• ASSIGNMENT: Go through the data and report how many lines include the word "style", giving only the number.

[Dataset entries]
[Start of Attachment]

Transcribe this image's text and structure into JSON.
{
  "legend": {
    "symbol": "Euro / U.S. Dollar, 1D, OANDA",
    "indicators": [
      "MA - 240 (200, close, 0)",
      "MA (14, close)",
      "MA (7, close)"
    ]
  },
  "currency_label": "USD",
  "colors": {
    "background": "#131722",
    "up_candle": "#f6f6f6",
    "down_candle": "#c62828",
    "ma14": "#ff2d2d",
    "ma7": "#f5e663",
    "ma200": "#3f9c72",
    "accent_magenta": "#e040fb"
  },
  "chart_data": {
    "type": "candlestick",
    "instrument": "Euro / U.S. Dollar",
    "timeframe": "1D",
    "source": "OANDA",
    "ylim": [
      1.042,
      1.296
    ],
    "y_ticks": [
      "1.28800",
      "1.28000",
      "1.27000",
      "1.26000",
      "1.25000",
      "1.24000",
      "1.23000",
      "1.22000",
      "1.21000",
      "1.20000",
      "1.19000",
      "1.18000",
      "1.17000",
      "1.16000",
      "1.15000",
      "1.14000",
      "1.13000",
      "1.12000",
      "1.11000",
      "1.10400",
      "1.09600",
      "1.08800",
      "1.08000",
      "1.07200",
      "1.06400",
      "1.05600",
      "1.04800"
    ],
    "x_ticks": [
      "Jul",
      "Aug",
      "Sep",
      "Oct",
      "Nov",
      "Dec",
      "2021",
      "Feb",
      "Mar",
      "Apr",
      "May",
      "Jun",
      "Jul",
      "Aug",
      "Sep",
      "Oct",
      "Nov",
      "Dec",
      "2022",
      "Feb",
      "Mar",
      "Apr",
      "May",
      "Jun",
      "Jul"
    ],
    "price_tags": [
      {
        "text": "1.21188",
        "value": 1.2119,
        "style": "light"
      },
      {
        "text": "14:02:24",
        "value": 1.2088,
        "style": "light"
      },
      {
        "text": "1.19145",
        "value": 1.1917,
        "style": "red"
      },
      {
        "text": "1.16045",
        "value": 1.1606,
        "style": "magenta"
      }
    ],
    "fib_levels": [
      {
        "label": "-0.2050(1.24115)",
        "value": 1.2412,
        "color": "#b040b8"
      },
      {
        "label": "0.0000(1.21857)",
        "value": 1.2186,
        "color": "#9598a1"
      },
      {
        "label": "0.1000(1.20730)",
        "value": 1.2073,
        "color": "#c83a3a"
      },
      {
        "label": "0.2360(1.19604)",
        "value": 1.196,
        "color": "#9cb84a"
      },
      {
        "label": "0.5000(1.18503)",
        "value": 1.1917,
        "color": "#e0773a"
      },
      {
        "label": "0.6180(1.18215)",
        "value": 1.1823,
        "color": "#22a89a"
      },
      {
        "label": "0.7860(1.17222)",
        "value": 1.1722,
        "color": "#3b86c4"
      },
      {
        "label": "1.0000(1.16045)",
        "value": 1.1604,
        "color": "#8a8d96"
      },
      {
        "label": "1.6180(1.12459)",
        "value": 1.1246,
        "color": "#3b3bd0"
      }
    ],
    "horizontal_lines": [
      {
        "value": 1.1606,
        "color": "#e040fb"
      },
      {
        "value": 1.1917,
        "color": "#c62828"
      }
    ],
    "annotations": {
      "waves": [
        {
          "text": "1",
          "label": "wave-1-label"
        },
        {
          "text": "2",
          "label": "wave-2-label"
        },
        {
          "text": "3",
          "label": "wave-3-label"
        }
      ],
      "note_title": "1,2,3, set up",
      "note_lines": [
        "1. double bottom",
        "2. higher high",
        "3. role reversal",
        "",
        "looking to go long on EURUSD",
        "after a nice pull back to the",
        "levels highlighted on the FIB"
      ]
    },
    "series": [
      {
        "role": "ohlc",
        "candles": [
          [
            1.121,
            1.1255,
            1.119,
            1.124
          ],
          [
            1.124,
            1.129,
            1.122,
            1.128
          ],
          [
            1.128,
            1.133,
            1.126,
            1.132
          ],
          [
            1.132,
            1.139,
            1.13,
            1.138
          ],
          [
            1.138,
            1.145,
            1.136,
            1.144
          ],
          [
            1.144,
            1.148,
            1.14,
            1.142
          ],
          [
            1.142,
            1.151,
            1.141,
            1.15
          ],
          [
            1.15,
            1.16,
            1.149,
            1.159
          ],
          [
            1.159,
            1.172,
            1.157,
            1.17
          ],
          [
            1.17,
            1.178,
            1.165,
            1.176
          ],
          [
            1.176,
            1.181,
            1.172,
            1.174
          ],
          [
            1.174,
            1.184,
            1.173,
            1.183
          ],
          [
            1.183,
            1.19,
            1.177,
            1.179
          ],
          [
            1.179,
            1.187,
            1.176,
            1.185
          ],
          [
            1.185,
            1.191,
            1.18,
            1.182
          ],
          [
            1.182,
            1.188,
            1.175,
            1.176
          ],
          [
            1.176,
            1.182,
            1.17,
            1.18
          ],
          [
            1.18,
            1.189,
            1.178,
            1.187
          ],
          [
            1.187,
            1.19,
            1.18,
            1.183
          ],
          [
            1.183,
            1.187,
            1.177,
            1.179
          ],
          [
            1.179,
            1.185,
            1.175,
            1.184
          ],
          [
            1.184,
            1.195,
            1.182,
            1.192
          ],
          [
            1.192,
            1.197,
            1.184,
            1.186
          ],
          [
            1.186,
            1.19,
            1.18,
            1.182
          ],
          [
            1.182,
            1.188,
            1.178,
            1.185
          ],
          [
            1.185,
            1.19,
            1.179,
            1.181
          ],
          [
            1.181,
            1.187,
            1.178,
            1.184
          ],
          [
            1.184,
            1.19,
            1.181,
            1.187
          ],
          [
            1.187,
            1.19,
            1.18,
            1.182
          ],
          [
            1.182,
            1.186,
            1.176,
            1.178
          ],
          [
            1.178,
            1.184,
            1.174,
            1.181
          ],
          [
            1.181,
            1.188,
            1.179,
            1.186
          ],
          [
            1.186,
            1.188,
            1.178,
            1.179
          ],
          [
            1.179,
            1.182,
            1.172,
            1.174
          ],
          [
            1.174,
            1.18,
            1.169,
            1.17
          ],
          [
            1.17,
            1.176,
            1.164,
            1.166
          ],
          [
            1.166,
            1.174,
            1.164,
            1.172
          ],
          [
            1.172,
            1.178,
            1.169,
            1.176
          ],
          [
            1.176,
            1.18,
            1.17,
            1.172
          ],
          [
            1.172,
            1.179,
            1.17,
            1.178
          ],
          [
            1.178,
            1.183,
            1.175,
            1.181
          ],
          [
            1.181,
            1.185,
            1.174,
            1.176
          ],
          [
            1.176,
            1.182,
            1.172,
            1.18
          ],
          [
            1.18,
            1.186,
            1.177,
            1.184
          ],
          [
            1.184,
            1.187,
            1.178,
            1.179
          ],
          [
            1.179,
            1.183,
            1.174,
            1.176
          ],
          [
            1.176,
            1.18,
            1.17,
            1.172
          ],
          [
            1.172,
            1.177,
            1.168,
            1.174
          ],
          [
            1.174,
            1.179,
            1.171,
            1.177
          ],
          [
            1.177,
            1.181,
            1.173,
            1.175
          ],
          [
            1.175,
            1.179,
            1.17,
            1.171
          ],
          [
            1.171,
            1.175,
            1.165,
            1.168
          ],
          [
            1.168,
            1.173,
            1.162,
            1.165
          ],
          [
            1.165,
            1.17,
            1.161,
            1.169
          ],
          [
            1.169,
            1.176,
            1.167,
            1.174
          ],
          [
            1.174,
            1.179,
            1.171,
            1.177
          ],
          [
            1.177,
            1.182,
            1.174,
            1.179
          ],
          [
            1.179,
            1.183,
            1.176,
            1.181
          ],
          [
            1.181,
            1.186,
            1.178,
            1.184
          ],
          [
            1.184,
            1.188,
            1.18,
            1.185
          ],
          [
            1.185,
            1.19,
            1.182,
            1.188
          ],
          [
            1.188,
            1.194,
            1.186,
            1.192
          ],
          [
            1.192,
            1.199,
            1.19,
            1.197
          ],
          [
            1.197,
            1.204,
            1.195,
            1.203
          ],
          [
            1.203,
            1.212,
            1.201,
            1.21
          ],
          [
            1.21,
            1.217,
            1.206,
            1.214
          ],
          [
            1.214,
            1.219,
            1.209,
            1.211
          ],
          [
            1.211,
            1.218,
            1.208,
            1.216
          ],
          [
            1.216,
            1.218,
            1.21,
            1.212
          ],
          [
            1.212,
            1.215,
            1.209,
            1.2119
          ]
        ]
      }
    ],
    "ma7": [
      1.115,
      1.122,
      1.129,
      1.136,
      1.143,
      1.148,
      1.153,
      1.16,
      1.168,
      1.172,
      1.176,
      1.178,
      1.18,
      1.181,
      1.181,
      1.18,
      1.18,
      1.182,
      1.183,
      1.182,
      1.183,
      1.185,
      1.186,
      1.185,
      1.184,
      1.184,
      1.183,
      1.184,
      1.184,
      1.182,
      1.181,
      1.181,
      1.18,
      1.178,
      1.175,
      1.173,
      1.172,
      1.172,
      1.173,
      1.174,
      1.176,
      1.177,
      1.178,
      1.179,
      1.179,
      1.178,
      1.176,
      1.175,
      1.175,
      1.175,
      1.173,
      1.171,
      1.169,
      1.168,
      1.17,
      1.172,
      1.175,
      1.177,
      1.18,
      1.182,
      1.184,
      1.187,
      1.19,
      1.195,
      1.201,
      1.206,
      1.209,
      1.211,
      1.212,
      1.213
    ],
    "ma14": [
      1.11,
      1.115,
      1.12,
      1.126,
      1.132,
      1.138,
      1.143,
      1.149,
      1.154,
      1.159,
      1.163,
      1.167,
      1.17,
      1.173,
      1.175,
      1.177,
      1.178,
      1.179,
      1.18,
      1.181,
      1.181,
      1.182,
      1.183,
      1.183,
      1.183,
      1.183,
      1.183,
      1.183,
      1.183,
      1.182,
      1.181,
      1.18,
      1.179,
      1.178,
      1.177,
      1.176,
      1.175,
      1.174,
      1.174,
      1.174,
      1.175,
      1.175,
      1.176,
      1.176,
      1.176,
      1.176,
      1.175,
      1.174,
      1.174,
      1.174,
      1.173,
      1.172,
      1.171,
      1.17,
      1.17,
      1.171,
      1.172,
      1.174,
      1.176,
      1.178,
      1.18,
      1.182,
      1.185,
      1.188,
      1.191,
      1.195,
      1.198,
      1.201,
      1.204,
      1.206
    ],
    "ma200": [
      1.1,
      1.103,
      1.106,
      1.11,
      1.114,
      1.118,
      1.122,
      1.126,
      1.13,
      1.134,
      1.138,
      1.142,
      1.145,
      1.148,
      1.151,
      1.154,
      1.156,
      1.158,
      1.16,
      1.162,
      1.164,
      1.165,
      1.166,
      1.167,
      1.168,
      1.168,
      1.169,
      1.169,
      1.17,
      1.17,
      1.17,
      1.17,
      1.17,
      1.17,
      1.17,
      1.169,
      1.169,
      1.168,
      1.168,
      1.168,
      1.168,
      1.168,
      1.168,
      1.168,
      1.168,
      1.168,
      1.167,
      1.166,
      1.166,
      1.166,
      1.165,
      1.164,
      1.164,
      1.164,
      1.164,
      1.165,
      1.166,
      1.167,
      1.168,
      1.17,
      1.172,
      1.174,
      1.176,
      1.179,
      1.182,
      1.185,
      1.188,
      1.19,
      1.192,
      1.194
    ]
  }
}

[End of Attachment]

• SOLUTION TO THE PROBLEM: 4